Tristen Crow says
I had a traumatic experience about 1 year ago that gave me a deathly fear of storms of all kind (I actually wrote this post in my basement as a matter of fact) but other than hide in the basement I have no clue what to do
I would like to use your “Fear of Lightning & Thunder” article as a reference. When was it published?
Please check your email.
I’m 23 years old and I have a phobia of thunder and lightning whenever I hear about a thunderstorm I leave my TV on the Weather Channel just to see if everything is safe around me and then when it does hit I turn on my lights and I crank up my music to the highest volume, I don’t care if I go, I need to know, I need to be reassured that I will be safe.
I have this phobia but I’m not afraid of lightning, only thunder. What should I do?
Jenna Mitchell says
You and me both! Thunder sends me into full blown panic attacks. I have noise cancelling head phones and try and focus on breathing but I still haven’t found a way to cope through worse thunder storms. I’m sorry you have it too :( It’s terrible
Hi im in the uk, i had a bad experience about 15 yrs ago, since then ive gotten worse. I get very hot and sweaty constantly checking my phone, i have a thunder and lightening tracker on my phone, i black out my windows and shut all doors, i used to shut myself away in my bathroom, i have earphones in with music up full blast so i cant hear or see it. Luckily my children are fine with thunder and lightening, i have pets who arent bothered by it but having them and others who are calm dont help at all. I wont leave my house if its forecast either. I know after realising i may have a phobia of this i need to see if i can get help. Id much rather enjoy the spectacular seen in the skys rather than hide and be terrified.
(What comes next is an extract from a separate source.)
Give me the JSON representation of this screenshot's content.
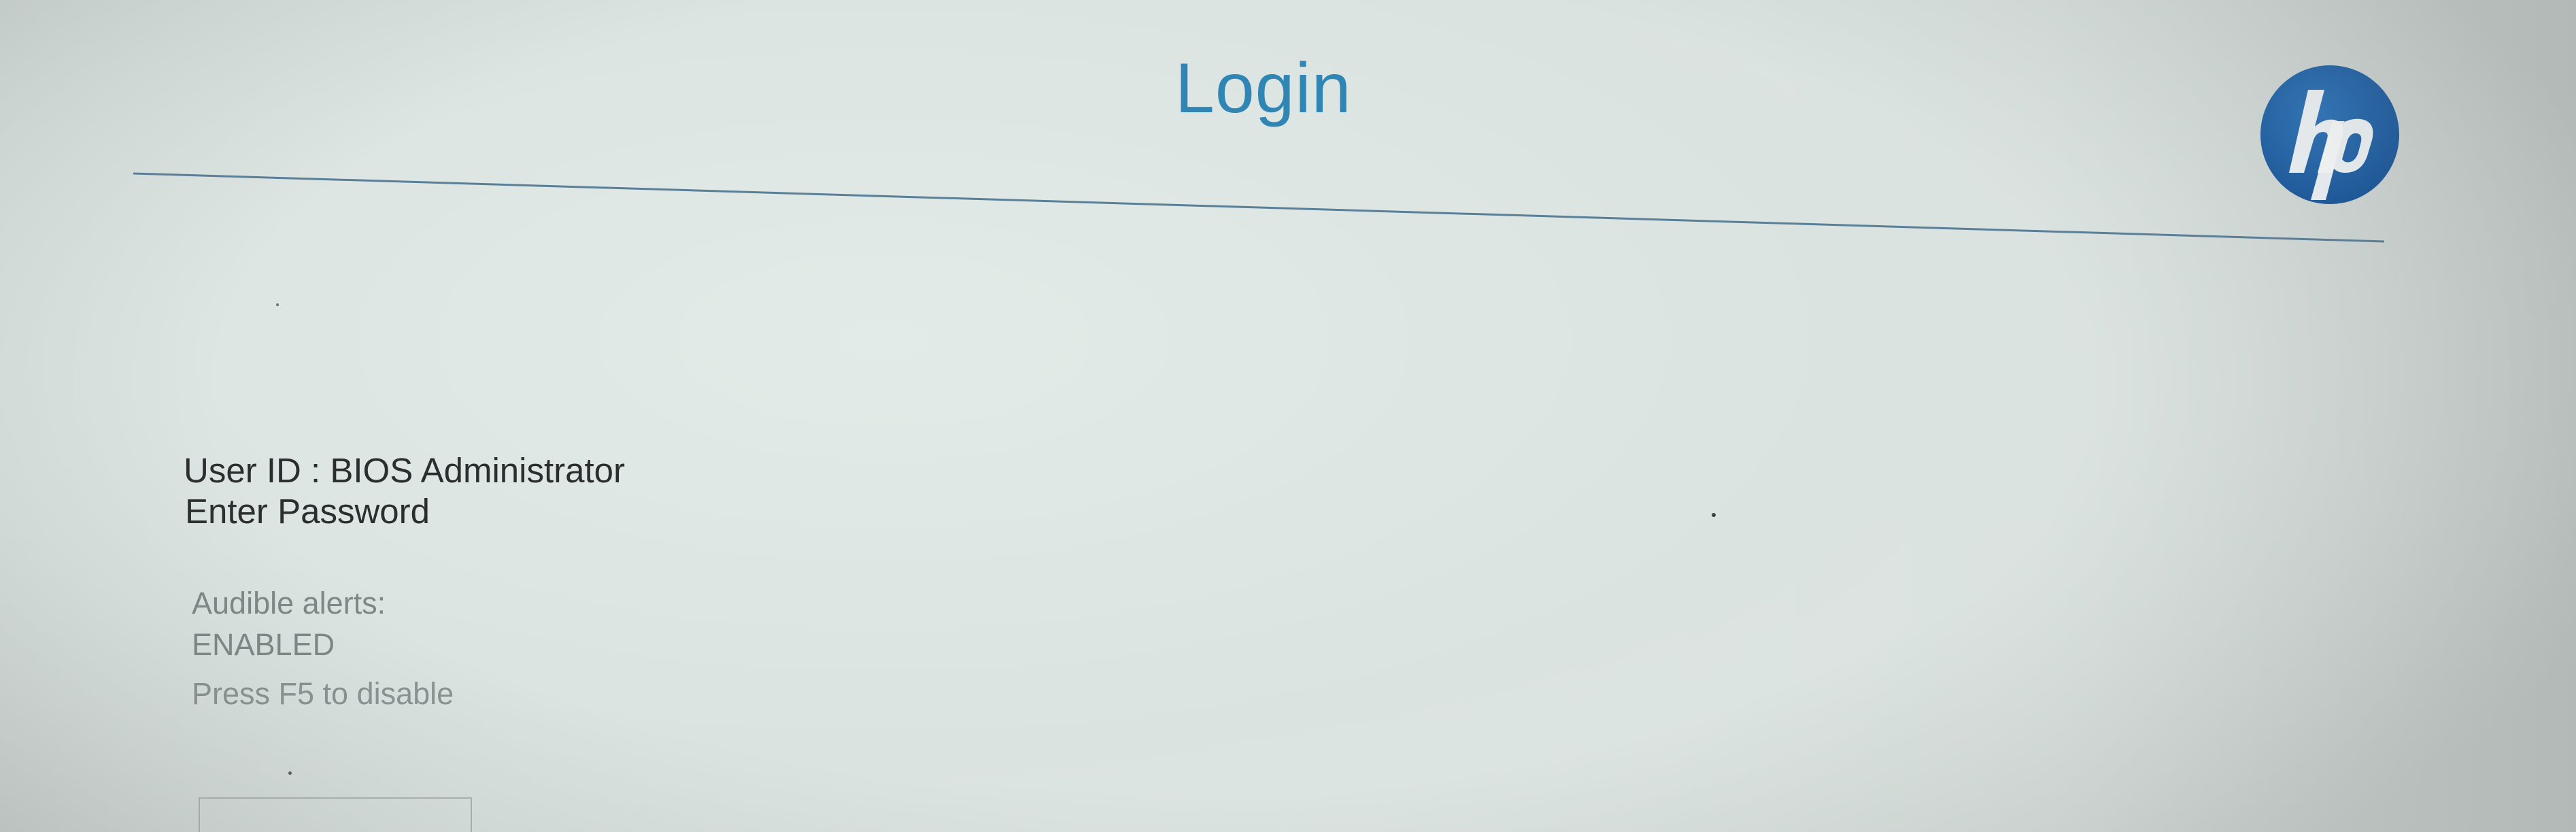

Hi, Tina. I can completely relate to your post. I also very frequently check “Spark”, the lightning tracker from Weather Bug. My husband asks me why I check it so much and it doesn’t do any good to worry about it, but I tell him I feel better if I am prepared. I also go to a room with no windows ( the bathroom) and turn the music up. As far as driving during a storm…forget it. I am embarrassed that I still have this phobia at my age, which makes things worse, but it’s a relief that I am not the only adult in the world with a fear that people supposedly “grow out of”.
Lynne Kalil says
My Son is 34 years old and has a terrible phobia about thunder and lightening weather.
He was born in Johannesburg and they have regular storms in summer.
He is really desperate and I would like to find him the best help.
A couple of years ago he did go for Hypnotherapy but because there was nothing to test the results on it did not work.
I have a phobia of thunderstorms and wind.
Me too. I still have a fear of thunderstorms in general. Ever since I was, like, I don’t even know. I was like 4 or 5 when I developed that phobia.
I feel what your feeling
I have had Astrophobia since i was 10 and it has caused me to vomit, panic attacks, i even blacked out for 28 hours once when there was a tornado sighting but since the wind was blowing so hard it went way north east and i’ve been afraid ever since.